### [WORK REQUIRED]
Pick out every line in the data below that holds "Hangouts".

### [DATA RECORDS]

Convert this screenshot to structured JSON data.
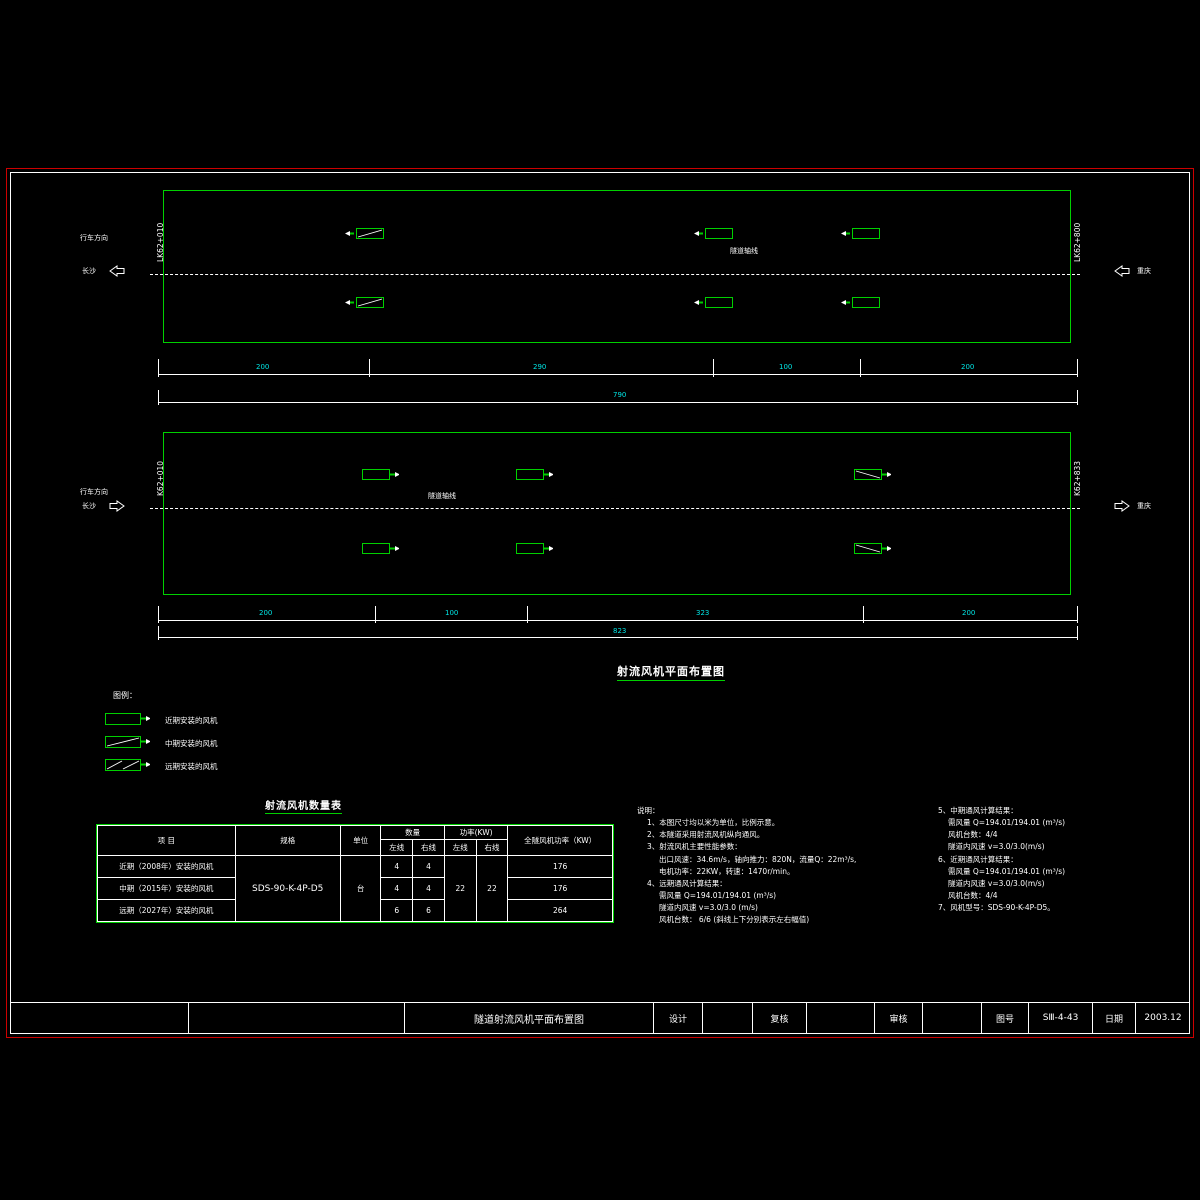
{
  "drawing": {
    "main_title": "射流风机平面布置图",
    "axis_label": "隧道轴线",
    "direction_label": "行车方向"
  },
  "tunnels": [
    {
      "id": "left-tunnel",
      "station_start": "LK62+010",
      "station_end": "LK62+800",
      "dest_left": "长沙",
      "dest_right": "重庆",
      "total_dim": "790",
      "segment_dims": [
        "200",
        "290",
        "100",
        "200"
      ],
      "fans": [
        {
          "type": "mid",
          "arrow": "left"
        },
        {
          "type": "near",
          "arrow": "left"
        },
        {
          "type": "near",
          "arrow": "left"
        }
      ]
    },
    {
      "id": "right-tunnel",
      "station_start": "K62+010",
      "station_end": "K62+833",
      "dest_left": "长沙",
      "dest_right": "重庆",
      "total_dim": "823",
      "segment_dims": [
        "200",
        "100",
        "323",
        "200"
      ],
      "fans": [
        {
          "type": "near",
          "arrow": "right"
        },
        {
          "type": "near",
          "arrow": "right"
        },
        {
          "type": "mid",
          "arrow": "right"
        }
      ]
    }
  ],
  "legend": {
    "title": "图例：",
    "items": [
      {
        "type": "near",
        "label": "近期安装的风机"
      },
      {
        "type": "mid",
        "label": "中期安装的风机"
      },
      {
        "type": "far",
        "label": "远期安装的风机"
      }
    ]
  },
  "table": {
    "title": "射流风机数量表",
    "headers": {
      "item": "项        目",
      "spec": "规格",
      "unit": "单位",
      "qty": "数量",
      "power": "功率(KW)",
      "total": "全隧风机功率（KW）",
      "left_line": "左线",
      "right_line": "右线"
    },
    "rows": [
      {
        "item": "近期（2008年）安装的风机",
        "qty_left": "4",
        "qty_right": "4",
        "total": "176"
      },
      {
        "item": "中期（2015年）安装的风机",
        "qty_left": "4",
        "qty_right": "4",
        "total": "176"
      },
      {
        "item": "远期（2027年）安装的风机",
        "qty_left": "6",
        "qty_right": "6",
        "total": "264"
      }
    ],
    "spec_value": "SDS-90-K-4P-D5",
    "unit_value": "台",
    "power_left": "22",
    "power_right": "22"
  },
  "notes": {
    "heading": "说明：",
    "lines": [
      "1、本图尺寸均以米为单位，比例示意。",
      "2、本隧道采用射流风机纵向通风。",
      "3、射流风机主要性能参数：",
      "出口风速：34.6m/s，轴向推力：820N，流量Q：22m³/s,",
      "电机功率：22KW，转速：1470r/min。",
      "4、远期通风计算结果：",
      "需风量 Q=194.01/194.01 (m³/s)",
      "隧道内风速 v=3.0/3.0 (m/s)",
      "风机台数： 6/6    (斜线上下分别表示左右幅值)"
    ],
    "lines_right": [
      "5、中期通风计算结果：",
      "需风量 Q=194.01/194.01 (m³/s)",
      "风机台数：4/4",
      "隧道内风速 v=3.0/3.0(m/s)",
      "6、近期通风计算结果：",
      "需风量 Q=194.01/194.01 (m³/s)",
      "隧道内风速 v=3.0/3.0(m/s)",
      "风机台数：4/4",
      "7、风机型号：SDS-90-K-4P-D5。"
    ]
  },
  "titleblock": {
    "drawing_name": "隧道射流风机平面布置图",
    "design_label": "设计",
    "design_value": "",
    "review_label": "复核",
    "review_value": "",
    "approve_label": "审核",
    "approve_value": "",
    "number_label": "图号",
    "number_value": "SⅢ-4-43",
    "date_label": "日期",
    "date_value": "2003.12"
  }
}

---

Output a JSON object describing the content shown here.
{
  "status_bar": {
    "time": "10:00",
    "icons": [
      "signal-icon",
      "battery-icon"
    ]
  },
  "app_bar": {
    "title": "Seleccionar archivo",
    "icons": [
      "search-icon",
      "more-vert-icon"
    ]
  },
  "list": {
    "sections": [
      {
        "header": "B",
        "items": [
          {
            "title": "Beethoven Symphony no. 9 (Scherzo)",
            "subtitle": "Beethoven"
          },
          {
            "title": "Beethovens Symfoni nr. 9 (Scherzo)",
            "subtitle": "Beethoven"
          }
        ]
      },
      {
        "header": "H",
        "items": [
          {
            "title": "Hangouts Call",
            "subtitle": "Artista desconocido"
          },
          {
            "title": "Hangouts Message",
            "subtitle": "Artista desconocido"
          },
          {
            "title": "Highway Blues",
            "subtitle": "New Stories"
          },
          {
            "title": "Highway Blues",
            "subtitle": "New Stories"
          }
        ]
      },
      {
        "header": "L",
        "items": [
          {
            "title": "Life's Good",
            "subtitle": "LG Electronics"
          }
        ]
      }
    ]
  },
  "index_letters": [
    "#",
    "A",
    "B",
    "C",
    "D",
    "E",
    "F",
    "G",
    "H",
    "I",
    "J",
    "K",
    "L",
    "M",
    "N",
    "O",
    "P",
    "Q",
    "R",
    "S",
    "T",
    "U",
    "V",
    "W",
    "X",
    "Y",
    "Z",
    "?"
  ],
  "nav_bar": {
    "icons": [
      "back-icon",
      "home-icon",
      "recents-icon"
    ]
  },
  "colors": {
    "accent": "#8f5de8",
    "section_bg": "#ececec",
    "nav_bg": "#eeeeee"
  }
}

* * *

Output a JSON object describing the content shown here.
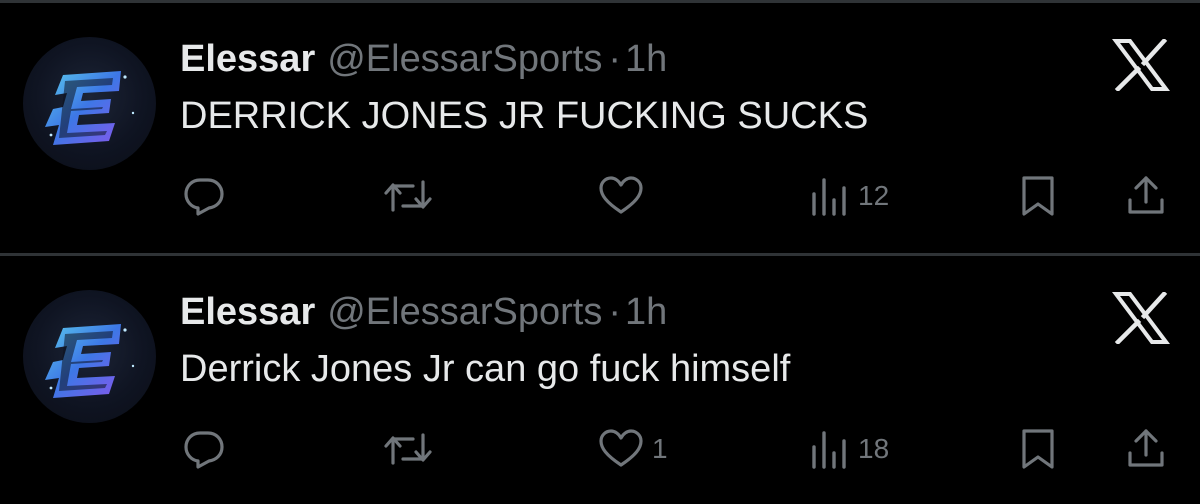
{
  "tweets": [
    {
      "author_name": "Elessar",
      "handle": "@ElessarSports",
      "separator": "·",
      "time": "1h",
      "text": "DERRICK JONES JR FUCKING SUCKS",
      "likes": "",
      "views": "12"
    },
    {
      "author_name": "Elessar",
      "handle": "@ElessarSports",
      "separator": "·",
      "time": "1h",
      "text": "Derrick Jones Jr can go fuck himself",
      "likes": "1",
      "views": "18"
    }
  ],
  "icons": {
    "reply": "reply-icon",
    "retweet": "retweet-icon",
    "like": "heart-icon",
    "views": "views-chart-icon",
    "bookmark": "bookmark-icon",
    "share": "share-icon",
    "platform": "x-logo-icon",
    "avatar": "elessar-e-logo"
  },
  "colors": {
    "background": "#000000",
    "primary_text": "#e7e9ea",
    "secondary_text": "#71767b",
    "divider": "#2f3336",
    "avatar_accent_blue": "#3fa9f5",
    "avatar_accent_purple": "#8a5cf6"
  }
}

### [TASK ANSWER]
            "title": "Hangouts Call",
            "title": "Hangouts Message",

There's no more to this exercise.